Bachmann was brought up in Klagenfurt before going to Innsbruck University. She studied a number of subjects including philosophy, law and psychology, earning a doctorate from Vienna University in 1949. In the early days after her graduation, Bachmann worked as a scriptwriter while she toiled in her spare time to further her literary career. At Rot-Weis-Rot, a radio station, she was able to earn a comfortable living and managed to get her first scripts performed.
Her career was given a boost when she met literary impresario Hans Weigel who in turn gave her access to Gruppe 47, the most influential literary group in Germany at the time. The ethos behind Gruppe 47 was to help establish young authors and poets. At its heart lay the desire to teach the German public more about democracy after the inevitable demise of Hitler and his Nazi regime. The group met only twice a year, had its own award, and you could only attend if you were invited by another member.
One of her most productive periods was from 1953 when she moved to Italy and worked diligently on her poetry and co-wrote an opera libretti with Hans Henze which received many plaudits and awards. Her first work published that year was Borrowed Time which dwelled on the darker side of progress and won her the coveted Gruppe 47 literary prize.
Bachmann gained considerable celebrity with the German media and in 1956 published her second major work of the decade with Invocation of the Great Bear which presented a more sober face to the world. In it we can see the influence of such literary and philosophical greats such as Heidegger and Wittgenstein. One of her final poems was written in 1963 and was called No Delicacies and marked a move away from poetry as an expressive form for her.
Instead, she began to write more short stories, scripts and works for opera, and in 1964 she won the prestigious Georg Büchner Prize. During her later years she developed a drug habit, becoming addicted to barbiturates which may have contributed to her death in 1973. Two years previously she had written her first novel Malina which was originally going to be part of a trilogy but was left unfinished.

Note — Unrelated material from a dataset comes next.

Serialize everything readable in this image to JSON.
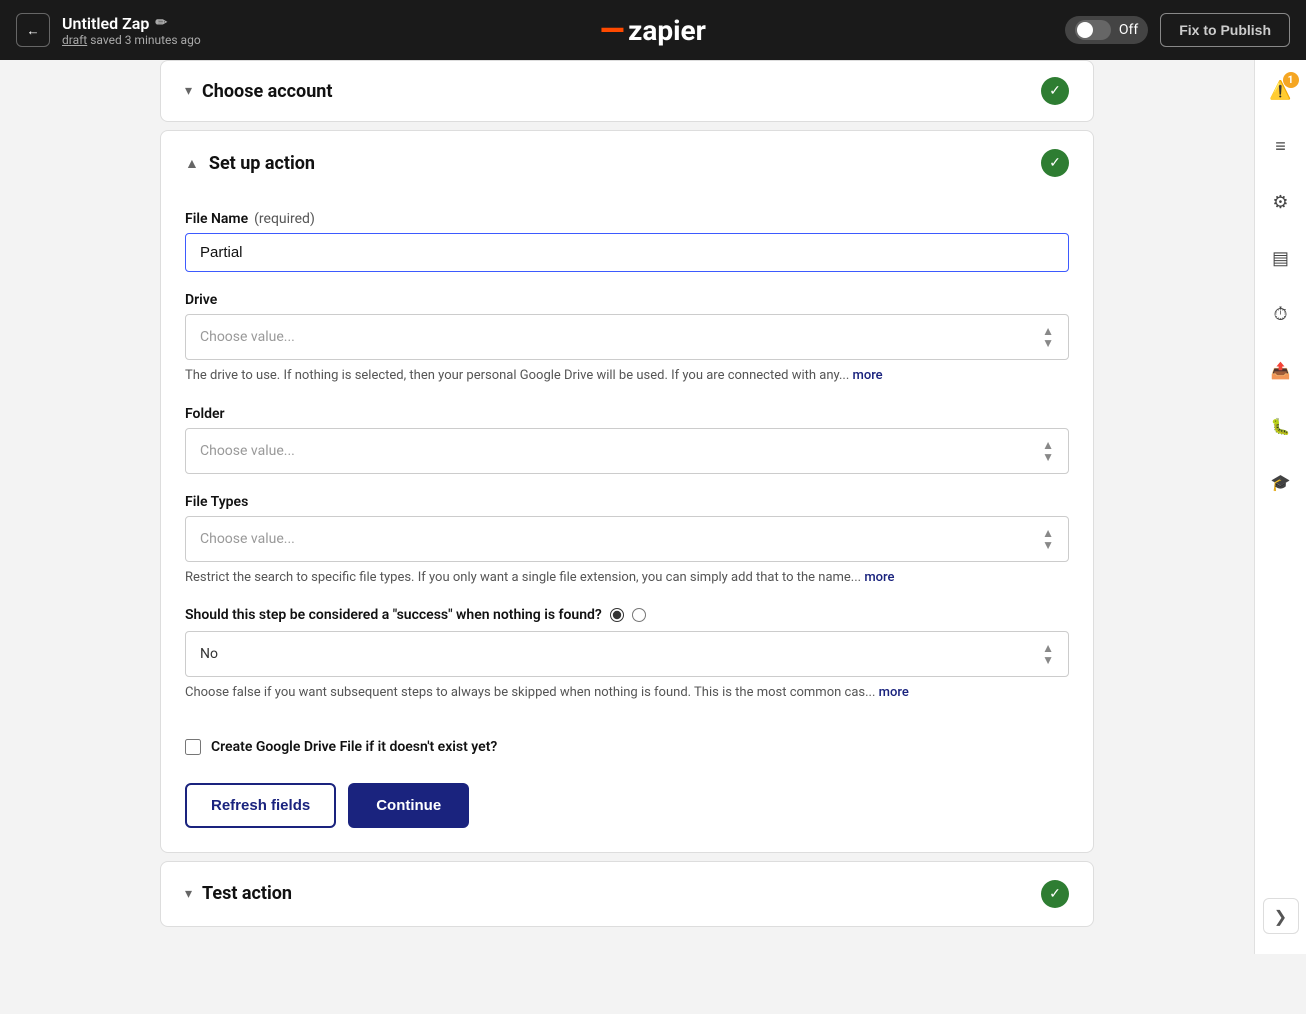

In September of ’73 a lighted cigarette caused a fire in her flat and she was taken to hospital and experienced severe withdrawal from her drug habit. She died shortly afterwards, at the age of only 47. Bachmann was buried in the cemetery of her home town Klagenfurt.